** Opening Extracted entries block **

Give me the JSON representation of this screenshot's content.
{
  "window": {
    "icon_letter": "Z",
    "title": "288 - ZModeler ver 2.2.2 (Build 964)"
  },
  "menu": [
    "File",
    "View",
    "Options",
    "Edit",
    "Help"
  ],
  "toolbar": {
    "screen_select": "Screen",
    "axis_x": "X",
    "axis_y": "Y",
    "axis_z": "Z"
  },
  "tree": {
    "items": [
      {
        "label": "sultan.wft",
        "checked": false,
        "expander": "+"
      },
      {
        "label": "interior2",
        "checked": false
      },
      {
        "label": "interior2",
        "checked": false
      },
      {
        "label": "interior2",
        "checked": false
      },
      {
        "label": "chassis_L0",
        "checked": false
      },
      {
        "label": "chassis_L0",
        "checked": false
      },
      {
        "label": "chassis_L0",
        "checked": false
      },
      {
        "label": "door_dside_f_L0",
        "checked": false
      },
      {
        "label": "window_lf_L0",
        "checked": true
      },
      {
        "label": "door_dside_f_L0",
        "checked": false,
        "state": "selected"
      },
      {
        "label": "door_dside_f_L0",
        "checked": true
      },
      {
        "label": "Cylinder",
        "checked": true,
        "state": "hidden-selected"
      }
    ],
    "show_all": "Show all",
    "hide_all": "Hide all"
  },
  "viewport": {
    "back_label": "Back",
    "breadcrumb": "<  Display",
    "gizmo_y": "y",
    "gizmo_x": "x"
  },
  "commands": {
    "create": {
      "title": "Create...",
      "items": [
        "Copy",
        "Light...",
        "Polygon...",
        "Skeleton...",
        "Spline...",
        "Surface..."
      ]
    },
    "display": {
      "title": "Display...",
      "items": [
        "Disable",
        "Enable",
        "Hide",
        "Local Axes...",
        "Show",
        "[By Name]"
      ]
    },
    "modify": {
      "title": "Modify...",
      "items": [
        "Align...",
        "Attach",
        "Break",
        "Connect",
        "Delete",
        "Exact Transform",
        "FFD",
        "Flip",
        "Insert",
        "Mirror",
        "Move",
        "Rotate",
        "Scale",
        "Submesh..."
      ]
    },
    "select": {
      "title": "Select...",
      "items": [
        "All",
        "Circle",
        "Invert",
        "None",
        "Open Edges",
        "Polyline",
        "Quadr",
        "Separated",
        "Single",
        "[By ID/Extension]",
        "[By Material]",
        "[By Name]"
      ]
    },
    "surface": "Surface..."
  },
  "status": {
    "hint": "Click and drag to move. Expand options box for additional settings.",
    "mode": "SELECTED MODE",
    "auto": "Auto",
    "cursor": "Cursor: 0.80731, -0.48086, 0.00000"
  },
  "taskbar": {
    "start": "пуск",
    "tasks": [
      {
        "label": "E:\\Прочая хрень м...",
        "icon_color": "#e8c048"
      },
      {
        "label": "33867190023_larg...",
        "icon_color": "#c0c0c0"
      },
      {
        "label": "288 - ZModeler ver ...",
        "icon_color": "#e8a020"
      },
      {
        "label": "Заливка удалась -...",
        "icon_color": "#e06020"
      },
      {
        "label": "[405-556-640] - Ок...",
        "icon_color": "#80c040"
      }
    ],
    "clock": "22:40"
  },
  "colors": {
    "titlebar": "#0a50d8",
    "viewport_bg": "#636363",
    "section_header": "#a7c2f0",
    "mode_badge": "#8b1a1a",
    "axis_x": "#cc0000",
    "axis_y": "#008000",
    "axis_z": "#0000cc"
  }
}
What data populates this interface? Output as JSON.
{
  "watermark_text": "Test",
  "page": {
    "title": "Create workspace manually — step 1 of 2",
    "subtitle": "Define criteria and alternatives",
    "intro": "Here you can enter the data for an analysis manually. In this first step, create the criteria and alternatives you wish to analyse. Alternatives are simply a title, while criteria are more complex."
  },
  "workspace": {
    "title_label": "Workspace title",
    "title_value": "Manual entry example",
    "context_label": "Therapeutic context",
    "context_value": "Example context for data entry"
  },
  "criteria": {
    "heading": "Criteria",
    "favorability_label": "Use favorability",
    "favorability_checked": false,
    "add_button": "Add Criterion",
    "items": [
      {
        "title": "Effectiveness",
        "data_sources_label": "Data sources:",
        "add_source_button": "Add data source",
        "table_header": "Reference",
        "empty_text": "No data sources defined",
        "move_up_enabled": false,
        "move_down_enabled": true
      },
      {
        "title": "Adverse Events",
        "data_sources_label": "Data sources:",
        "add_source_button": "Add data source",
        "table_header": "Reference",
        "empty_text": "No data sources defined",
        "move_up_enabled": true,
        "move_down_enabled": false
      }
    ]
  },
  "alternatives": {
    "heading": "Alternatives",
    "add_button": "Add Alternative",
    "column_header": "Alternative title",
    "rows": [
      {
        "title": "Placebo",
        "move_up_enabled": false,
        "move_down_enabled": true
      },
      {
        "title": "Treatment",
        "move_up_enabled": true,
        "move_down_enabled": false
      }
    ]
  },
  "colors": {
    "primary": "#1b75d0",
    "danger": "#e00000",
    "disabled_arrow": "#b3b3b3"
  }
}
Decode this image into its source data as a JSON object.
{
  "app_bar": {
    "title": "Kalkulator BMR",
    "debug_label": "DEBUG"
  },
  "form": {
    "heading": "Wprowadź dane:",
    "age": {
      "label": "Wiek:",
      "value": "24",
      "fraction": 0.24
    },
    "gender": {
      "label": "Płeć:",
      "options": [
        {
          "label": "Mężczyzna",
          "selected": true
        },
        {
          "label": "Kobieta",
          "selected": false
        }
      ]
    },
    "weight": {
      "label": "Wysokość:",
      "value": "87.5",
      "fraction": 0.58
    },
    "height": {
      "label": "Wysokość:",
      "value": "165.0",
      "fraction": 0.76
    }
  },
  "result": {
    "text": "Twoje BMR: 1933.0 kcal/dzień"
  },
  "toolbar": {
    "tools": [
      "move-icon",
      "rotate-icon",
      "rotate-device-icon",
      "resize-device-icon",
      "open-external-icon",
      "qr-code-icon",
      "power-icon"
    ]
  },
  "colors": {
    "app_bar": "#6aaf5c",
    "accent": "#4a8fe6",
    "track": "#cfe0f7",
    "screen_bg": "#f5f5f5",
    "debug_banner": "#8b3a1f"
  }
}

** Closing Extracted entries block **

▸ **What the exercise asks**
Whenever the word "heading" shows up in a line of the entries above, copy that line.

▸ **Finished exercise**
    "heading": "Criteria",
    "heading": "Alternatives",
    "heading": "Wprowadź dane:",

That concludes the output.